With cutting-edge aero optimisation and stiffness to match the massive outputs of the world’s most powerful riders, the new Electron Pro is ready to make its mark on the world stage in 2020.

Top athletes know that it takes a team to reach the podium of the world’s most prestigious sporting events – and it took a team to create the machine to get them there.

“This project brought together a team committed to innovation, optimisation, and performance,” says Martin Faubert, VP Product, Argon 18. “By combining resources to develop the best possible equipment, we now have a bike that pushes the boundaries in every way, giving riders every possible advantage in the quest for gold.”
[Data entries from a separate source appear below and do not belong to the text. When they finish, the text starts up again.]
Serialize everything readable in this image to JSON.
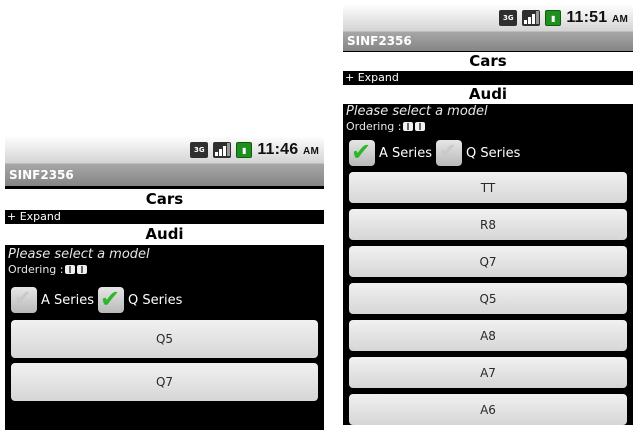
{
  "left": {
    "status": {
      "time": "11:46",
      "ampm": "AM",
      "net": "3G"
    },
    "app_title": "SINF2356",
    "category": "Cars",
    "expand_label": "+ Expand",
    "brand": "Audi",
    "prompt": "Please select a model",
    "ordering_label": "Ordering :",
    "checkboxes": [
      {
        "label": "A Series",
        "checked": false
      },
      {
        "label": "Q Series",
        "checked": true
      }
    ],
    "models": [
      "Q5",
      "Q7"
    ]
  },
  "right": {
    "status": {
      "time": "11:51",
      "ampm": "AM",
      "net": "3G"
    },
    "app_title": "SINF2356",
    "category": "Cars",
    "expand_label": "+ Expand",
    "brand": "Audi",
    "prompt": "Please select a model",
    "ordering_label": "Ordering :",
    "checkboxes": [
      {
        "label": "A Series",
        "checked": true
      },
      {
        "label": "Q Series",
        "checked": false
      }
    ],
    "models": [
      "TT",
      "R8",
      "Q7",
      "Q5",
      "A8",
      "A7",
      "A6"
    ]
  }
}
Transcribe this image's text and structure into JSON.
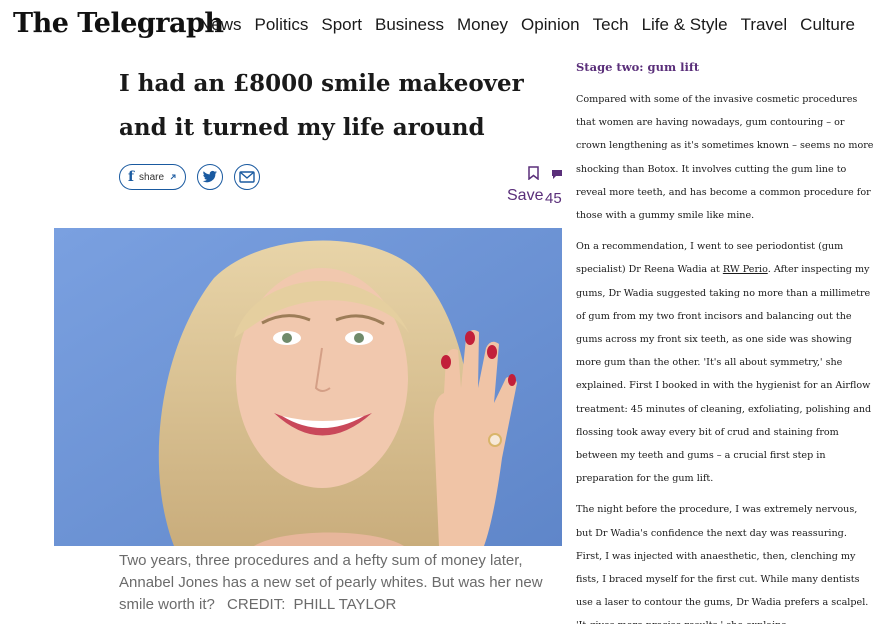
{
  "masthead": {
    "logo": "The Telegraph",
    "nav": [
      "News",
      "Politics",
      "Sport",
      "Business",
      "Money",
      "Opinion",
      "Tech",
      "Life & Style",
      "Travel",
      "Culture"
    ]
  },
  "article": {
    "headline": "I had an £8000 smile makeover and it turned my life around",
    "share": {
      "facebook_label": "share"
    },
    "save_label": "Save",
    "comment_count": "45",
    "caption": "Two years, three procedures and a hefty sum of money later, Annabel Jones has a new set of pearly whites. But was her new smile worth it?",
    "credit_label": "CREDIT:",
    "credit_name": "PHILL TAYLOR"
  },
  "body": {
    "subhead": "Stage two: gum lift",
    "p1": "Compared with some of the invasive cosmetic procedures that women are having nowadays, gum contouring – or crown lengthening as it's sometimes known – seems no more shocking than Botox. It involves cutting the gum line to reveal more teeth, and has become a common procedure for those with a gummy smile like mine.",
    "p2_before": "On a recommendation, I went to see periodontist (gum specialist) Dr Reena Wadia at ",
    "p2_link": "RW Perio",
    "p2_after": ". After inspecting my gums, Dr Wadia suggested taking no more than a millimetre of gum from my two front incisors and balancing out the gums across my front six teeth, as one side was showing more gum than the other. 'It's all about symmetry,' she explained. First I booked in with the hygienist for an Airflow treatment: 45 minutes of cleaning, exfoliating, polishing and flossing took away every bit of crud and staining from between my teeth and gums – a crucial first step in preparation for the gum lift.",
    "p3": "The night before the procedure, I was extremely nervous, but Dr Wadia's confidence the next day was reassuring. First, I was injected with anaesthetic, then, clenching my fists, I braced myself for the first cut. While many dentists use a laser to contour the gums, Dr Wadia prefers a scalpel. 'It gives more precise results,' she explains."
  },
  "colors": {
    "accent_purple": "#5a2f7a",
    "share_blue": "#1a5aa0",
    "hero_bg": "#6d95d8"
  }
}
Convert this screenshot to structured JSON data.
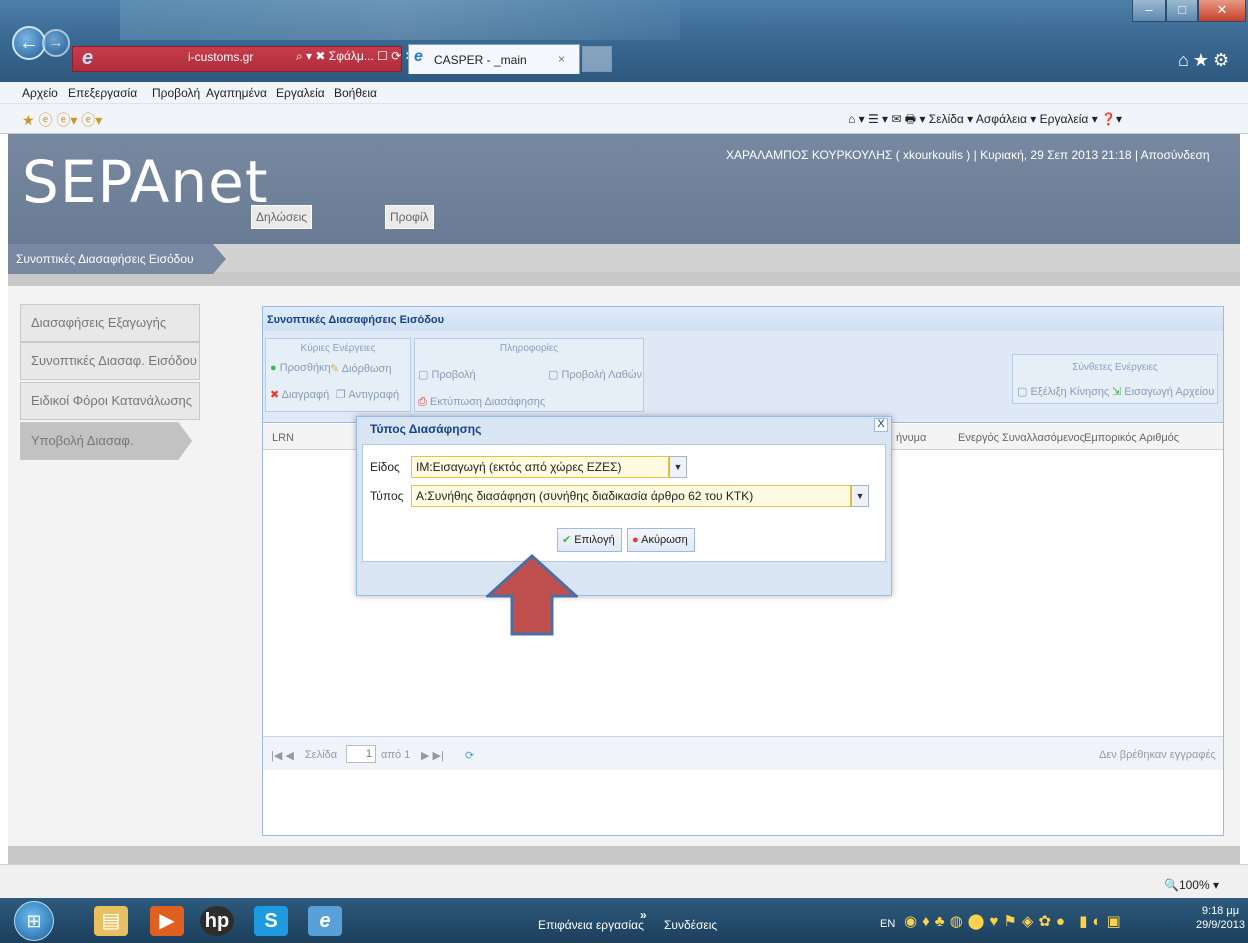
{
  "browser": {
    "address_url": "i-customs.gr",
    "address_tools": "⌕ ▾ ✖ Σφάλμ... ☐ ⟳ ✕",
    "tab_title": "CASPER - _main",
    "tab_close": "×",
    "menu": [
      "Αρχείο",
      "Επεξεργασία",
      "Προβολή",
      "Αγαπημένα",
      "Εργαλεία",
      "Βοήθεια"
    ],
    "command_bar": "⌂ ▾  ☰ ▾  ✉  🖶 ▾  Σελίδα ▾  Ασφάλεια ▾  Εργαλεία ▾  ❓▾",
    "zoom": "🔍100%  ▾"
  },
  "app": {
    "logo": "SEPAnet",
    "header_tabs": [
      "Δηλώσεις",
      "Προφίλ"
    ],
    "user_info": "ΧΑΡΑΛΑΜΠΟΣ ΚΟΥΡΚΟΥΛΗΣ ( xkourkoulis ) | Κυριακή, 29 Σεπ 2013 21:18 | Αποσύνδεση",
    "breadcrumb": "Συνοπτικές Διασαφήσεις Εισόδου",
    "sidebar": [
      {
        "label": "Διασαφήσεις Εξαγωγής"
      },
      {
        "label": "Συνοπτικές Διασαφ. Εισόδου"
      },
      {
        "label": "Ειδικοί Φόροι Κατανάλωσης"
      },
      {
        "label": "Υποβολή Διασαφ. Εισαγωγής"
      }
    ]
  },
  "panel": {
    "title": "Συνοπτικές Διασαφήσεις Εισόδου",
    "groups": {
      "main_title": "Κύριες Ενέργειες",
      "info_title": "Πληροφορίες",
      "complex_title": "Σύνθετες Ενέργειες"
    },
    "buttons": {
      "add": "Προσθήκη",
      "edit": "Διόρθωση",
      "delete": "Διαγραφή",
      "copy": "Αντιγραφή",
      "view": "Προβολή",
      "view_errors": "Προβολή Λαθών",
      "print": "Εκτύπωση Διασάφησης",
      "movement": "Εξέλιξη Κίνησης",
      "import_file": "Εισαγωγή Αρχείου"
    },
    "columns": [
      "LRN",
      "ήνυμα",
      "Ενεργός Συναλλασόμενος",
      "Εμπορικός Αριθμός"
    ],
    "pager": {
      "page_label": "Σελίδα",
      "page_value": "1",
      "of_label": "από 1",
      "empty_text": "Δεν βρέθηκαν εγγραφές"
    }
  },
  "dialog": {
    "title": "Τύπος Διασάφησης",
    "close": "X",
    "eidos_label": "Είδος",
    "eidos_value": "IM:Εισαγωγή (εκτός από χώρες ΕΖΕΣ)",
    "typos_label": "Τύπος",
    "typos_value": "A:Συνήθης διασάφηση (συνήθης διαδικασία άρθρο 62 του ΚΤΚ)",
    "ok_button": "Επιλογή",
    "cancel_button": "Ακύρωση"
  },
  "taskbar": {
    "desktop": "Επιφάνεια εργασίας",
    "chevron": "»",
    "connections": "Συνδέσεις",
    "lang": "EN",
    "time": "9:18 μμ",
    "date": "29/9/2013"
  },
  "colors": {
    "header_bg": "#7788a0",
    "accent_arrow": "#c0504d",
    "arrow_outline": "#4a6fa5",
    "panel_header_text": "#15428b"
  }
}
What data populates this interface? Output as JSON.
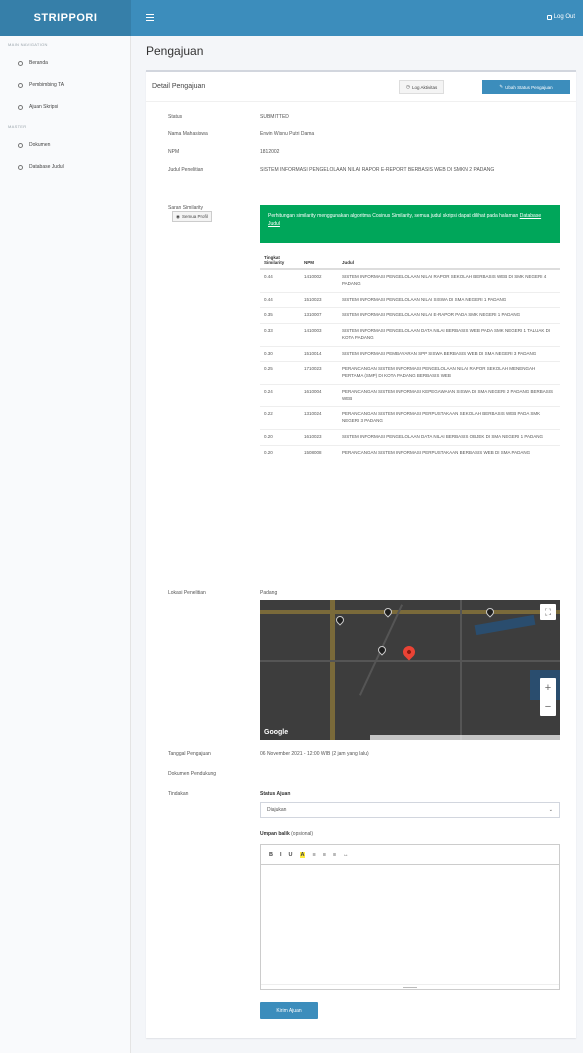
{
  "topbar": {
    "brand": "STRIPPORI",
    "logout": "Log Out"
  },
  "sidebar": {
    "header_main": "MAIN NAVIGATION",
    "items_main": [
      {
        "label": "Beranda"
      },
      {
        "label": "Pembimbing TA"
      },
      {
        "label": "Ajuan Skripsi"
      }
    ],
    "header_second": "MASTER",
    "items_second": [
      {
        "label": "Dokumen"
      },
      {
        "label": "Database Judul"
      }
    ]
  },
  "page": {
    "title": "Pengajuan"
  },
  "box": {
    "title": "Detail Pengajuan",
    "btn_history": "Log Aktivitas",
    "btn_status": "Ubah Status Pengajuan"
  },
  "details": {
    "status_label": "Status",
    "status_value": "SUBMITTED",
    "name_label": "Nama Mahasiswa",
    "name_value": "Erwin Wisnu Putri Dama",
    "npm_label": "NPM",
    "npm_value": "1812002",
    "title_label": "Judul Penelitian",
    "title_value": "SISTEM INFORMASI PENGELOLAAN NILAI RAPOR E-REPORT BERBASIS WEB DI SMKN 2 PADANG",
    "similarity_label": "Saran Similarity",
    "btn_all": "Semua Profil"
  },
  "alert": {
    "text": "Perhitungan similarity menggunakan algoritma Cosinus Similarity, semua judul skripsi dapat dilihat pada halaman",
    "link": "Database Judul"
  },
  "similarity_table": {
    "headers": [
      "Tingkat Similarity",
      "NPM",
      "Judul"
    ],
    "rows": [
      {
        "score": "0.44",
        "npm": "1410002",
        "title": "SISTEM INFORMASI PENGELOLAAN NILAI RAPOR SEKOLAH BERBASIS WEB DI SMK NEGERI 4 PADANG"
      },
      {
        "score": "0.44",
        "npm": "1510023",
        "title": "SISTEM INFORMASI PENGELOLAAN NILAI SISWA DI SMA NEGERI 1 PADANG"
      },
      {
        "score": "0.35",
        "npm": "1310007",
        "title": "SISTEM INFORMASI PENGELOLAAN NILAI E-RAPOR PADA SMK NEGERI 1 PADANG"
      },
      {
        "score": "0.33",
        "npm": "1410003",
        "title": "SISTEM INFORMASI PENGELOLAAN DATA NILAI BERBASIS WEB PADA SMK NEGERI 1 TALUAK DI KOTA PADANG"
      },
      {
        "score": "0.30",
        "npm": "1510014",
        "title": "SISTEM INFORMASI PEMBAYARAN SPP SISWA BERBASIS WEB DI SMA NEGERI 3 PADANG"
      },
      {
        "score": "0.25",
        "npm": "1710023",
        "title": "PERANCANGAN SISTEM INFORMASI PENGELOLAAN NILAI RAPOR SEKOLAH MENENGAH PERTAMA (SMP) DI KOTA PADANG BERBASIS WEB"
      },
      {
        "score": "0.24",
        "npm": "1610004",
        "title": "PERANCANGAN SISTEM INFORMASI KEPEGAWAIAN SISWA DI SMA NEGERI 2 PADANG BERBASIS WEB"
      },
      {
        "score": "0.22",
        "npm": "1310024",
        "title": "PERANCANGAN SISTEM INFORMASI PERPUSTAKAAN SEKOLAH BERBASIS WEB PADA SMK NEGERI 3 PADANG"
      },
      {
        "score": "0.20",
        "npm": "1610023",
        "title": "SISTEM INFORMASI PENGELOLAAN DATA NILAI BERBASIS OBJEK DI SMA NEGERI 1 PADANG"
      },
      {
        "score": "0.20",
        "npm": "1508008",
        "title": "PERANCANGAN SISTEM INFORMASI PERPUSTAKAAN BERBASIS WEB DI SMA PADANG"
      }
    ]
  },
  "location": {
    "label": "Lokasi Penelitian",
    "value": "Padang",
    "map_logo": "Google"
  },
  "misc": {
    "date_label": "Tanggal Pengajuan",
    "date_value": "06 November 2021 - 12:00 WIB (2 jam yang lalu)",
    "docs_label": "Dokumen Pendukung",
    "action_label": "Tindakan",
    "status_select_label": "Status Ajuan",
    "status_select_value": "Diajukan",
    "feedback_label": "Umpan balik",
    "feedback_optional": "(opsional)",
    "submit_button": "Kirim Ajuan"
  },
  "editor": {
    "toolbar": [
      "B",
      "I",
      "U",
      "A",
      "≡",
      "≡",
      "≡",
      "↔"
    ]
  }
}
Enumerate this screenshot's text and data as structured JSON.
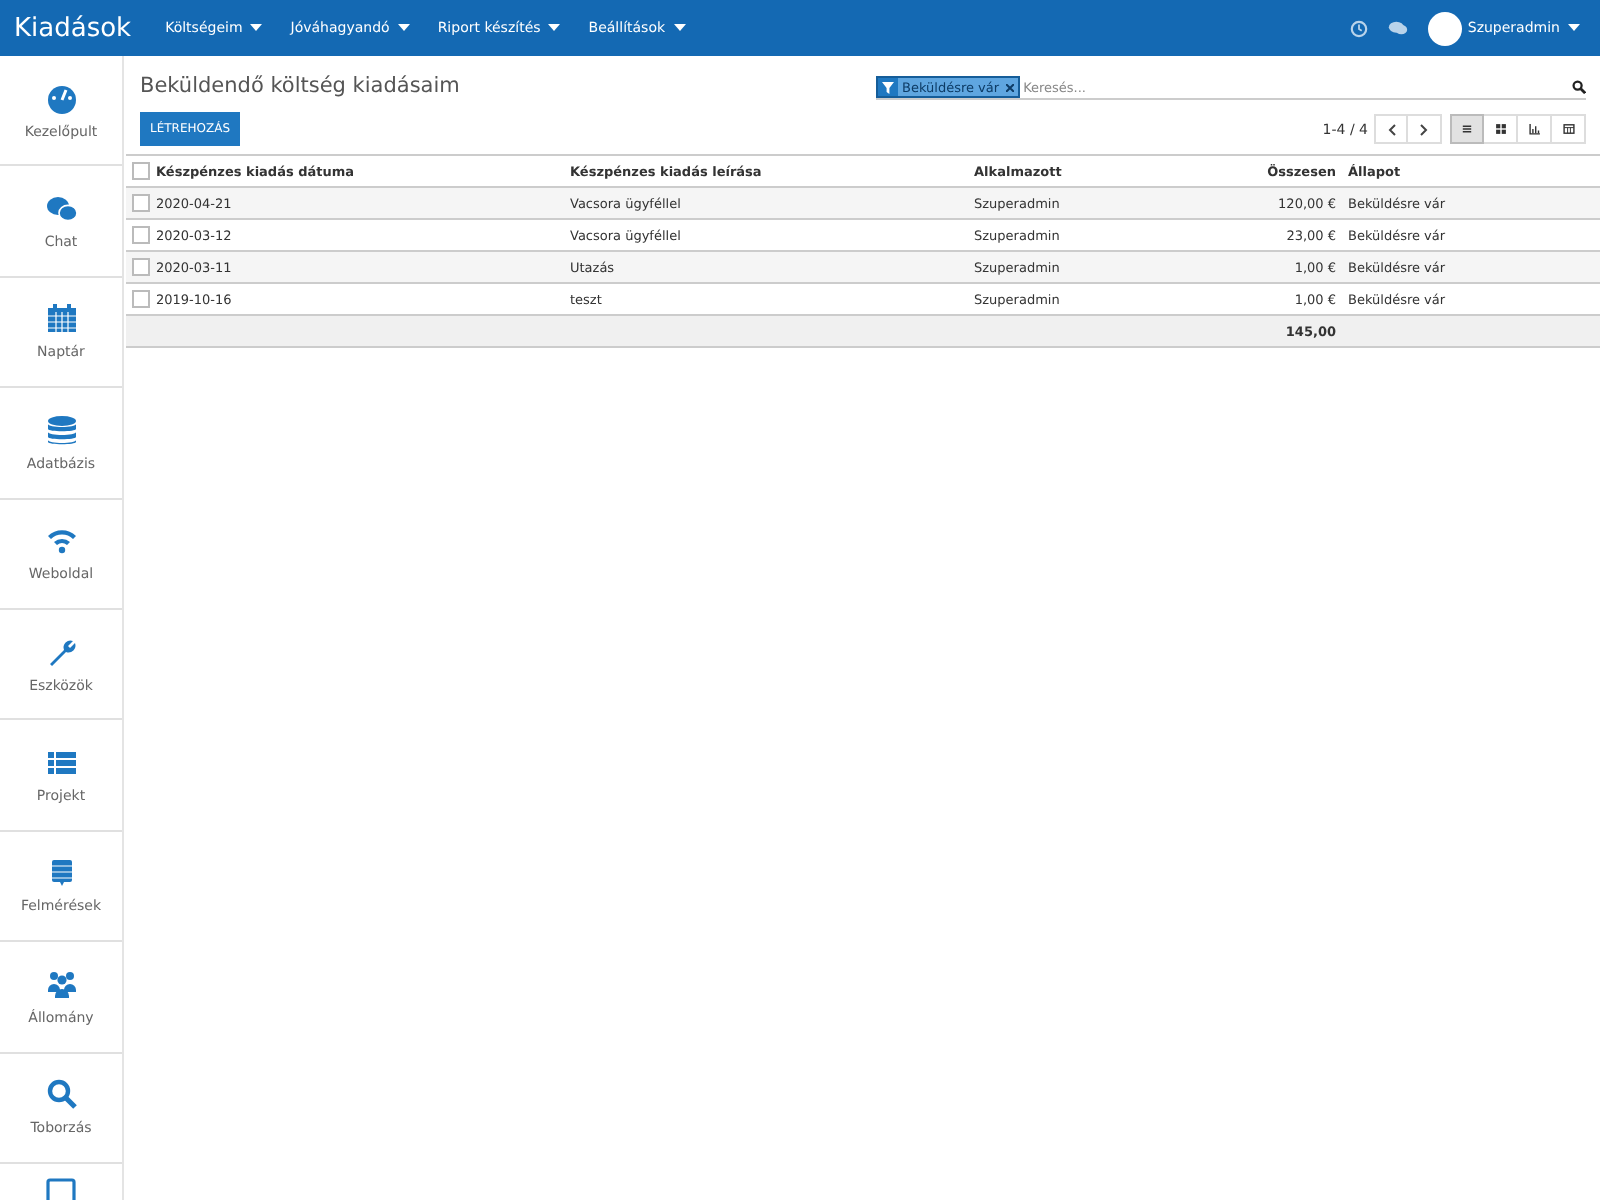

“We are really proud of this bike, and it’s through real teamwork and collaboration that Argon 18 and Zipp have developed this bike for us,” says Simon Jones, Performance Director at Cycling Australia. “To have the bike on time is excellent, as it gives all the riders time to get used to the feeling, which they all have done very quickly. I want to thank everyone at Argon 18, Zipp and CA who worked together – across many time zones – to deliver our new bike.”

The most immediately noticeable features on the new Electron Pro are the radically slender pursuit fork coupled with the custom-designed Zipp Super-9 Tubular Track Disc AUS wheelset, as well as the custom-moulded sprint handlebars and pursuit extensions. The bike also features an integrated timing chip, for a fully loaded velodrome winner.


The new Electron Pro:

  • Over 4500 hours of engineering: design, modelling and testing.
  • For both sprint and pursuit configuration, drag has been decreased and stiffness increased to provide a higher-performing frameset, as benchmarked against the previous-generation Electron Pro.
  • Extensive work was done developing the narrow fork, reducing the fork drag by up to 30% compared to the previous-generation Electron Pro.

The biggest aero gains were made by working closely with athletes, coaches and Cycling Australia’s aerodynamicist to achieve precise rider position, optimising both the lowest drag and highest power output. To achieve that we have developed an integrated drop bar for bunch races, and sprint and custom extension bars for the team pursuit. 

The strongest athletes need the strongest equipment. We, therefore, raised the maximum resistance up to 350kgf – more than 3x the load recommended for the BB by ISO test standards. We did the same thing for the cockpit, where we doubled the load compared to ISO standards for fatigue and ultimate strength testing.